WHAT YOU SHOULD DO – Scan each line of the records for the word "icon" and extract the ones that have it.

Data records for software interfaces
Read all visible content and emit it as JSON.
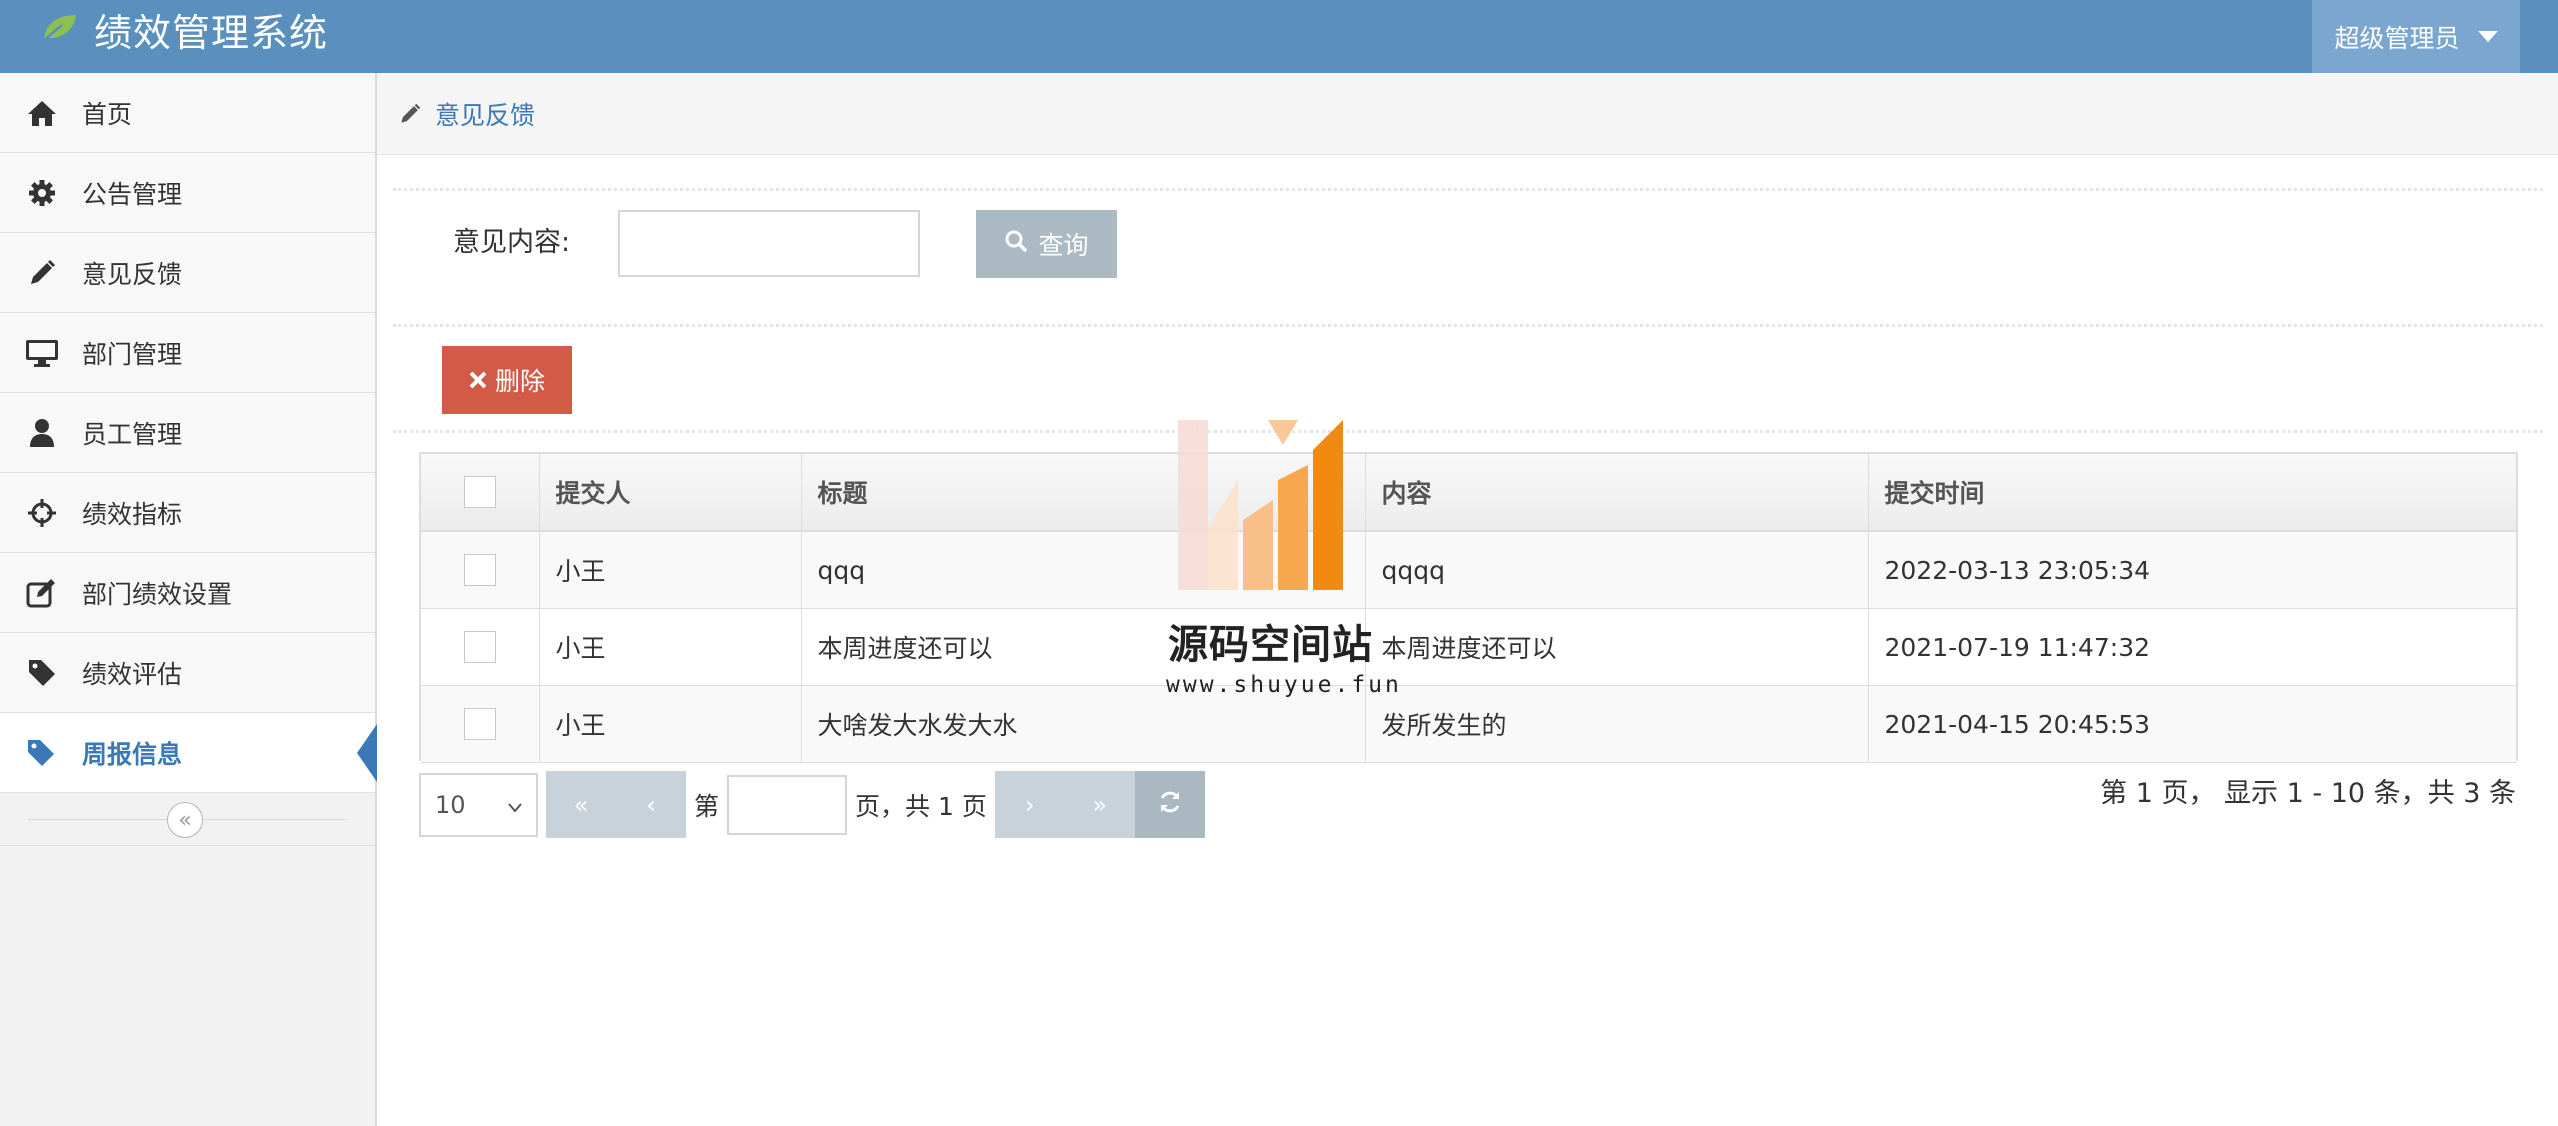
{
  "app": {
    "title": "绩效管理系统",
    "user": "超级管理员"
  },
  "sidebar": {
    "items": [
      {
        "label": "首页",
        "icon": "home-icon"
      },
      {
        "label": "公告管理",
        "icon": "gear-icon"
      },
      {
        "label": "意见反馈",
        "icon": "pencil-icon"
      },
      {
        "label": "部门管理",
        "icon": "monitor-icon"
      },
      {
        "label": "员工管理",
        "icon": "user-icon"
      },
      {
        "label": "绩效指标",
        "icon": "crosshair-icon"
      },
      {
        "label": "部门绩效设置",
        "icon": "edit-icon"
      },
      {
        "label": "绩效评估",
        "icon": "tag-icon"
      },
      {
        "label": "周报信息",
        "icon": "tags-icon",
        "active": true
      }
    ],
    "collapse_glyph": "«"
  },
  "breadcrumb": {
    "current": "意见反馈"
  },
  "search": {
    "label": "意见内容:",
    "value": "",
    "button": "查询"
  },
  "toolbar": {
    "delete_label": "删除"
  },
  "table": {
    "columns": [
      "提交人",
      "标题",
      "内容",
      "提交时间"
    ],
    "rows": [
      [
        "小王",
        "qqq",
        "qqqq",
        "2022-03-13 23:05:34"
      ],
      [
        "小王",
        "本周进度还可以",
        "本周进度还可以",
        "2021-07-19 11:47:32"
      ],
      [
        "小王",
        "大啥发大水发大水",
        "发所发生的",
        "2021-04-15 20:45:53"
      ]
    ]
  },
  "pager": {
    "page_size": "10",
    "page_prefix": "第",
    "page_value": "",
    "page_suffix": "页，共 1 页",
    "info": "第 1 页， 显示 1 - 10 条，共 3 条"
  },
  "watermark": {
    "title": "源码空间站",
    "url": "www.shuyue.fun"
  },
  "colors": {
    "topbar": "#5a8fbe",
    "active": "#3b78b8",
    "delete": "#d15b47",
    "query": "#abbac3"
  }
}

RESULT BELOW –
        "icon": "home-icon"
        "icon": "gear-icon"
        "icon": "pencil-icon"
        "icon": "monitor-icon"
        "icon": "user-icon"
        "icon": "crosshair-icon"
        "icon": "edit-icon"
        "icon": "tag-icon"
        "icon": "tags-icon",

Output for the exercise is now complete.